Stanstead Journal darkroom time capsule opened and resealed

By Geoff Agombar – Local Journalism Initiative
Stanstead Journal darkroom time capsule opened and resealed
(Photo : Chris Goodsell)

Chris Goodsell was in the basement of his parents’ commercial building, moving furniture stored there for decades when he noticed a one of the wall panels was not screwed shut. A bit of plastic was poking out from the insulation.

“I reached in and pulled out this bag. I didn’t know if was an owner’s manual just tucked in the wall. I almost chucked it out, then I saw something from the Journal.”

Inside Goodsell found a trove of black and white photos and memorabilia from the early ’90s. A satirical letter hoped Canada is still an independent country and asked whether anyone still speaks English in Quebec in the year 2091. The package had been tucked behind the wall of a brand-new darkroom of a plucky regional newspaper, The Stanstead Journal, circa Nov. 1991.
The Stanstead Journal has not published since May 2019.

“It brought a bunch of memories back. The people in the pictures, I remember a few of them from when I was a kid,” said Goodsell. “My dad used to have his office in another part of the building. I was ten. It was an office building. I would be told to be quiet and stay out of there, especially on production day.”

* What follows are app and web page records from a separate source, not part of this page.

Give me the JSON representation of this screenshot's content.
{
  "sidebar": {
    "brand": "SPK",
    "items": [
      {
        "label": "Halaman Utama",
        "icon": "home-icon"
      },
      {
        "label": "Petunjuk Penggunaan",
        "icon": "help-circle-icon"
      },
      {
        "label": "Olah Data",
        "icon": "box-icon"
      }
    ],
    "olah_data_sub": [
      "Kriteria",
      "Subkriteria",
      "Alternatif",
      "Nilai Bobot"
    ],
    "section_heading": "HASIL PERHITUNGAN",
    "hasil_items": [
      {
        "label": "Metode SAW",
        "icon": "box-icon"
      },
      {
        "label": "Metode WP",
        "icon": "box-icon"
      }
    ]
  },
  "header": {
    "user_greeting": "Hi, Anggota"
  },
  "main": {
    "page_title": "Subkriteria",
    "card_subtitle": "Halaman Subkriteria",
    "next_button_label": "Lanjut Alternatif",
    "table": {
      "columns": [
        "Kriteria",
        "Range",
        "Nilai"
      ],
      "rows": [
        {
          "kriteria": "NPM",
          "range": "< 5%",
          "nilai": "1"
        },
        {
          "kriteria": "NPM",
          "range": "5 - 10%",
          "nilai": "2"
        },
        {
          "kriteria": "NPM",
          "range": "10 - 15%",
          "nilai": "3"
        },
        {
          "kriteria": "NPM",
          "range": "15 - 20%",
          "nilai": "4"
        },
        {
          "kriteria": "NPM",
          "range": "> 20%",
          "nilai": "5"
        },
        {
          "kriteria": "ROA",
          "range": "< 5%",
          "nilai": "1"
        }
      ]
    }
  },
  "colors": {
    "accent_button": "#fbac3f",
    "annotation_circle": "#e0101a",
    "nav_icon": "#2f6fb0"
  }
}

Goodsell guesses everyone chose one keepsake to add. A book of matches from the Knowlton pub. A place mat from Chez Mimi. A menu from La Vielle Douane restaurant.

“I’m assuming they would order out to those guys when they were busy and working in the office. Back then that’s pre-social media, pre-internet. Everything was done by hand and they spent a lot of time in there, especially on production days.”
Goodsell remembers watching the reporters coming and going.

“The environment was always busy. They used to have an old scanner so they could hear the firefighters, the ambulance, the police. Big computers, big screens, typing up their articles.”

“It was very investigative. They would really follow up on issues. That is really lacking today.” Goodsell continued. “Ross Murray would get a lot of come-back when he covered a story. If you write a story in Montreal, you’re not going to see them at the grocery store or at the gas station twenty minutes later.”

Subscribe to The Record for the full story and more

Share this article